■ DATASET ENTRIES:
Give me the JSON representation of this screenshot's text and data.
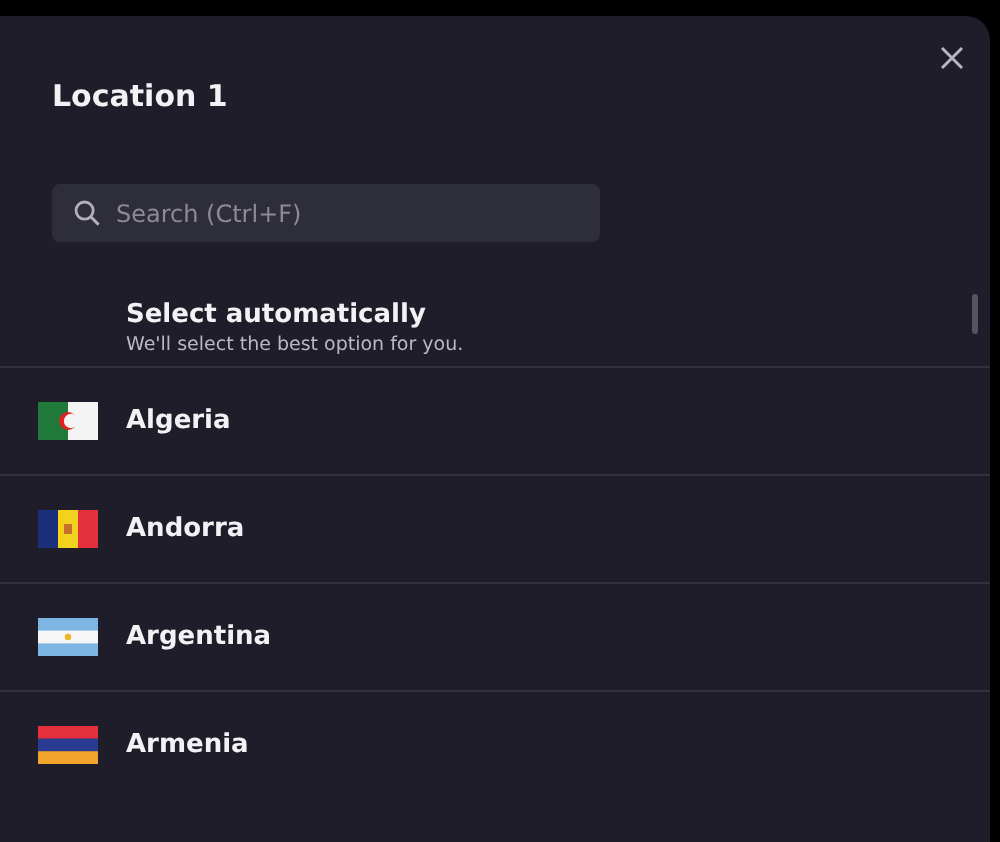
{
  "dialog": {
    "title": "Location 1"
  },
  "search": {
    "placeholder": "Search (Ctrl+F)"
  },
  "auto_option": {
    "title": "Select automatically",
    "subtitle": "We'll select the best option for you."
  },
  "countries": [
    {
      "name": "Algeria",
      "kind": "algeria"
    },
    {
      "name": "Andorra",
      "kind": "andorra"
    },
    {
      "name": "Argentina",
      "kind": "argentina"
    },
    {
      "name": "Armenia",
      "kind": "armenia"
    }
  ]
}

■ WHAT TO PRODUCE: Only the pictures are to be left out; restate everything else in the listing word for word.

■ SOLUTION TO THE EXERCISE:
Give me the JSON representation of this screenshot's text and data.
{
  "dialog": {
    "title": "Location 1"
  },
  "search": {
    "placeholder": "Search (Ctrl+F)"
  },
  "auto_option": {
    "title": "Select automatically",
    "subtitle": "We'll select the best option for you."
  },
  "countries": [
    {
      "name": "Algeria",
      "kind": "algeria"
    },
    {
      "name": "Andorra",
      "kind": "andorra"
    },
    {
      "name": "Argentina",
      "kind": "argentina"
    },
    {
      "name": "Armenia",
      "kind": "armenia"
    }
  ]
}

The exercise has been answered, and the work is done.